(Collected data)
+ + + +
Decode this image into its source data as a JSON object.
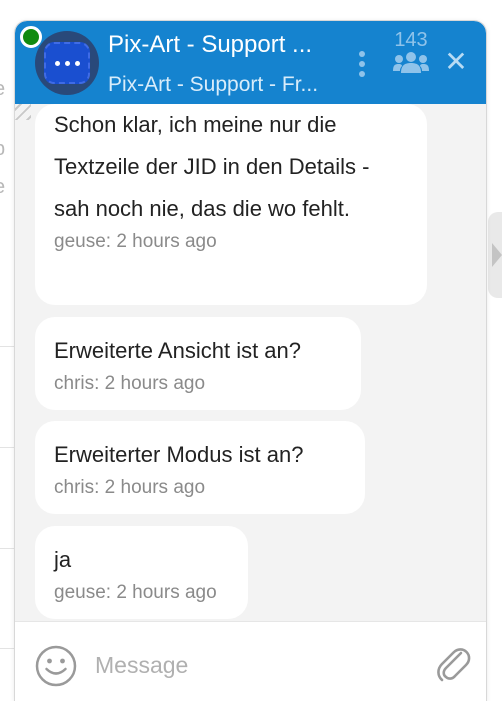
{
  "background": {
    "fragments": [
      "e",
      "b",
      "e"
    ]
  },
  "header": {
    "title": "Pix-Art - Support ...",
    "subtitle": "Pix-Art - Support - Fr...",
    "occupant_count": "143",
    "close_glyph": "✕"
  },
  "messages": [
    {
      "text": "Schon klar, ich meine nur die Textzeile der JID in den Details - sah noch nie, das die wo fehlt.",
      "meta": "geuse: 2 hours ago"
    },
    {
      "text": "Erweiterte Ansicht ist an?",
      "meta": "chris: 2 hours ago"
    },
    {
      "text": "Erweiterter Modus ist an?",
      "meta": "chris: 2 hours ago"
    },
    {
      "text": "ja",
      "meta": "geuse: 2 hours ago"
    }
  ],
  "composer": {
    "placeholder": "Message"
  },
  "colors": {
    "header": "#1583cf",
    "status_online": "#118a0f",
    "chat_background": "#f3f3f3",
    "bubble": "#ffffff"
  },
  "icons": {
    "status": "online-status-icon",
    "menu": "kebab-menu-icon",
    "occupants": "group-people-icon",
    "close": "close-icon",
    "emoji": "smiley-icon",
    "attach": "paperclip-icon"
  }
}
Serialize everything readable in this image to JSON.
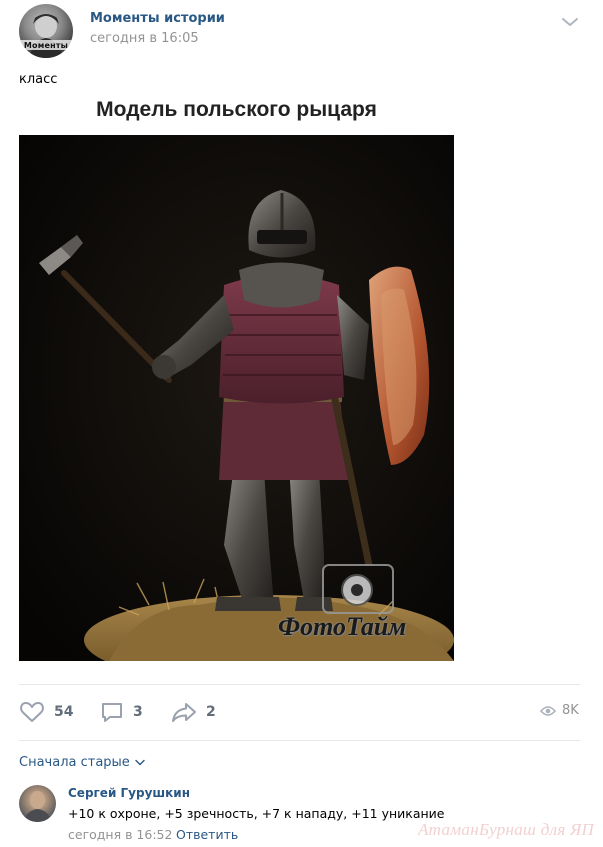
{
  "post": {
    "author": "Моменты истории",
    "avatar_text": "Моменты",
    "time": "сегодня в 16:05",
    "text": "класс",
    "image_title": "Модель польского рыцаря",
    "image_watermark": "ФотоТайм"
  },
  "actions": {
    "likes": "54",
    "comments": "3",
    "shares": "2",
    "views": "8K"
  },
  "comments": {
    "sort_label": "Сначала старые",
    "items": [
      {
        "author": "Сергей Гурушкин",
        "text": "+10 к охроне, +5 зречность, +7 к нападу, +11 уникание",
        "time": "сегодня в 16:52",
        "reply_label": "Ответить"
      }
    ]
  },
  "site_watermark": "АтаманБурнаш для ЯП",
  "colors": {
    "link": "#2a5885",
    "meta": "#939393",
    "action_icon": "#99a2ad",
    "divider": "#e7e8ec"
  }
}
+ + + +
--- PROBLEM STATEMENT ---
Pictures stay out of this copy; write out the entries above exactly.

--- YOUR RESPONSE ---
Decode this image into its source data as a JSON object.
{
  "background": {
    "fragments": [
      "e",
      "b",
      "e"
    ]
  },
  "header": {
    "title": "Pix-Art - Support ...",
    "subtitle": "Pix-Art - Support - Fr...",
    "occupant_count": "143",
    "close_glyph": "✕"
  },
  "messages": [
    {
      "text": "Schon klar, ich meine nur die Textzeile der JID in den Details - sah noch nie, das die wo fehlt.",
      "meta": "geuse: 2 hours ago"
    },
    {
      "text": "Erweiterte Ansicht ist an?",
      "meta": "chris: 2 hours ago"
    },
    {
      "text": "Erweiterter Modus ist an?",
      "meta": "chris: 2 hours ago"
    },
    {
      "text": "ja",
      "meta": "geuse: 2 hours ago"
    }
  ],
  "composer": {
    "placeholder": "Message"
  },
  "colors": {
    "header": "#1583cf",
    "status_online": "#118a0f",
    "chat_background": "#f3f3f3",
    "bubble": "#ffffff"
  },
  "icons": {
    "status": "online-status-icon",
    "menu": "kebab-menu-icon",
    "occupants": "group-people-icon",
    "close": "close-icon",
    "emoji": "smiley-icon",
    "attach": "paperclip-icon"
  }
}
Serialize everything readable in this image to JSON.
{
  "post": {
    "author": "Моменты истории",
    "avatar_text": "Моменты",
    "time": "сегодня в 16:05",
    "text": "класс",
    "image_title": "Модель польского рыцаря",
    "image_watermark": "ФотоТайм"
  },
  "actions": {
    "likes": "54",
    "comments": "3",
    "shares": "2",
    "views": "8K"
  },
  "comments": {
    "sort_label": "Сначала старые",
    "items": [
      {
        "author": "Сергей Гурушкин",
        "text": "+10 к охроне, +5 зречность, +7 к нападу, +11 уникание",
        "time": "сегодня в 16:52",
        "reply_label": "Ответить"
      }
    ]
  },
  "site_watermark": "АтаманБурнаш для ЯП",
  "colors": {
    "link": "#2a5885",
    "meta": "#939393",
    "action_icon": "#99a2ad",
    "divider": "#e7e8ec"
  }
}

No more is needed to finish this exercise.